The Forest Hinge-Backed Tortoise
Forest hinge-backed tortoises are found throughout western Africa. The typical habitat of these tortoises is tropical forests, where it is warm and moist. Forest hinge-backed tortoises get their name from the ability to close the rear part of the shell. When the shell is closed it protects the back legs and tail from potential predators. Adults are not too large and reach 7-12 inches from front to back. Forest hinge-backed tortoises enjoy water and you should allow them to wade. Forest hinge-backed tortoises can be kept outside if the temperatures are acceptable. During the winter months, a heated shelter should be provided if you plan to keep your tortoise outside permanently. Forest hinge-backed tortoises do not hibernate and will die if exposed to cold temperatures. Since these tortoises come from a tropical area, we recommend that you spray your tortoises’ pen with water from the hose or sprinklers everyday. Adult tortoises can be sexed fairly easily, males have a concave plastron, longer tails, and a claw like structure on the tip of the tail. Female forest hinge-backed tortoises have a flat plastron and the tail is noticeably smaller.

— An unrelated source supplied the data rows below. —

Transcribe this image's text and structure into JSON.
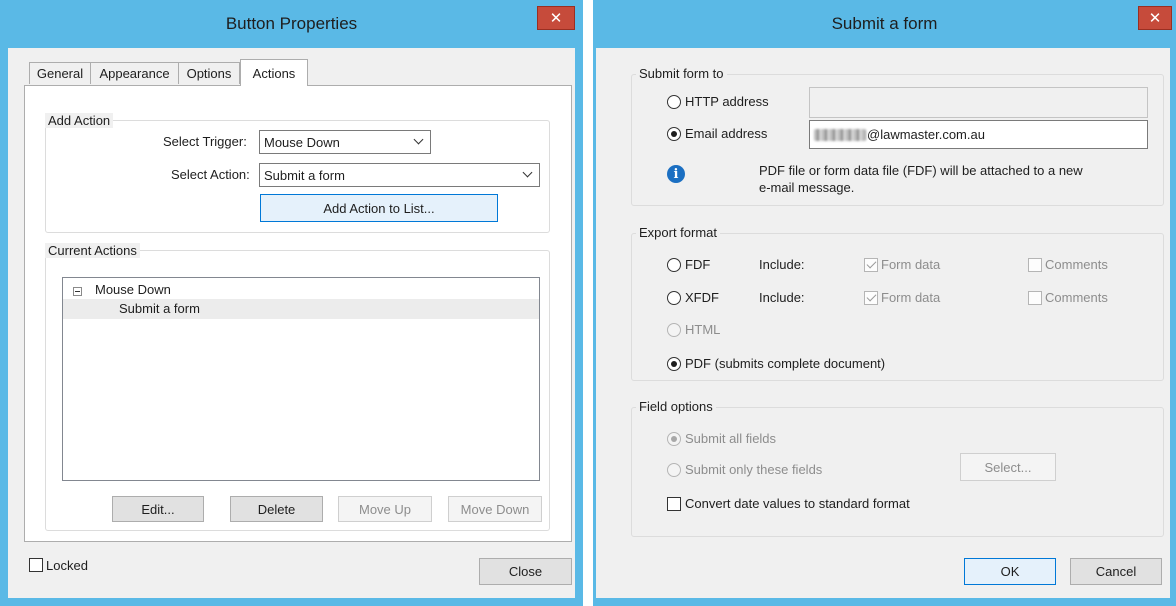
{
  "left_dialog": {
    "title": "Button Properties",
    "tabs": [
      {
        "label": "General"
      },
      {
        "label": "Appearance"
      },
      {
        "label": "Options"
      },
      {
        "label": "Actions"
      }
    ],
    "add_action": {
      "group_label": "Add Action",
      "trigger_label": "Select Trigger:",
      "trigger_value": "Mouse Down",
      "action_label": "Select Action:",
      "action_value": "Submit a form",
      "add_button": "Add Action to List..."
    },
    "current_actions": {
      "group_label": "Current Actions",
      "tree": {
        "parent": "Mouse Down",
        "child": "Submit a form"
      },
      "buttons": {
        "edit": "Edit...",
        "delete": "Delete",
        "move_up": "Move Up",
        "move_down": "Move Down"
      }
    },
    "locked_label": "Locked",
    "close_button": "Close"
  },
  "right_dialog": {
    "title": "Submit a form",
    "submit_to": {
      "group_label": "Submit form to",
      "http_label": "HTTP address",
      "http_value": "",
      "email_label": "Email address",
      "email_value": "@lawmaster.com.au",
      "info_text_line1": "PDF file or form data file (FDF) will be attached to a new",
      "info_text_line2": "e-mail message."
    },
    "export_format": {
      "group_label": "Export format",
      "fdf_label": "FDF",
      "xfdf_label": "XFDF",
      "html_label": "HTML",
      "pdf_label": "PDF (submits complete document)",
      "include_label": "Include:",
      "form_data_label": "Form data",
      "comments_label": "Comments"
    },
    "field_options": {
      "group_label": "Field options",
      "all_fields_label": "Submit all fields",
      "only_fields_label": "Submit only these fields",
      "select_button": "Select...",
      "convert_dates_label": "Convert date values to standard format"
    },
    "ok_button": "OK",
    "cancel_button": "Cancel"
  },
  "colors": {
    "titlebar": "#5ab9e6",
    "close_button": "#c64b3b",
    "dialog_bg": "#f0f0f0",
    "focus_border": "#0078d7",
    "info_icon": "#1b6fc2"
  }
}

Temperature and UV Lighting
Forest hinge-backed tortoises need to be kept between 85-90 degrees during the day and the temperature can drop to 70 or above at night. Since they come from a humid environment, the humidity should be maintained from 70-80%. This level of humidity can be accomplished by misting the cage daily with water. UVB lighting allows the tortoise to naturally produce Vitamin D3. Vitamin D3 allows the tortoise to metabolize the proper amounts of calcium. A UVB light should be on 12-14 hours every day. Without UVB lighting the tortoise will eventually get metabolic bone disease. This causes the tortoises’ bones to get soft and eventually will kill the tortoise. When kept outdoors no UVB lighting is needed, natural sunlight covers all requirements. Also it is very important to change your UVB light every 6-8 months, after this time the light stops producing adequate UVB. If you’re not sure if your UV light is still producing UVB, bring it in and we’ll be happy to test the light for you.
The cage for the tortoise should be big enough for it to have room to move around easily. Baby and juvenile tortoises can be housed in a 29 gallon terrarium. Once your tortoise is over 6 inches it can be safely kept outside.
The best type of bedding would be some type of bark or Zoo Meds’ Eco Earth. These beddings hold moisture very well allowing a higher humidity in the cage. Ideally, the bedding should also be kept a few inches deep to provide a place to burrow.
A calcium and vitamin supplement should be put on its food every day as a baby. This can be reduced to 1-2 times a week as an adult. When kept indoors the supplement must contain Vitamin D3, because the UVB light alone does not produce enough D3 by itself. Once the tortoise is large enough to live outdoors, you cannot use a D3 supplement. Natural sunlight allows the tortoise to produce the perfect amount of D3 to keep it healthy. Over supplementation of D3 can be harmful to your tortoise.
Forest hinge-backed tortoises are omnivores and their diet needs to be balanced between live foods, fruits, and vegetables. Ideal live foods are superworms, mealworms, waxworms, earthworms, snails and occasionally pink mice. Live food should make up 50% of the diet. The other 50% percent of their diet should include the following fruits and vegetables; collard greens, mustard greens, red leaf lettuce, green leaf lettuce, romaine lettuce, dandelion greens, hibiscus leaves and flowers, green onions, spinach, green beans, zucchini, frozen mixed vegetables, apples, bananas, strawberries, figs, peaches, mango, papaya, cantaloupe, grapes, blackberries, and blueberries. A mixed diet of these food items, five to seven times per week, is ideal and will ensure proper growth and health.
Cleaning and Handling
Any fecal matter or left over food should be cleaned out several times a week. The bedding should be completely changed once a month and fresh clean water should be provided at all times. The inside of the terrarium can be cleaned out with an appropriate reptile cage cleaner, we recommend Natural Chemistry’s Healthy Habitat. Forest hinge-backed tortoises can be handled on a daily basis and always wash your hands after handling them.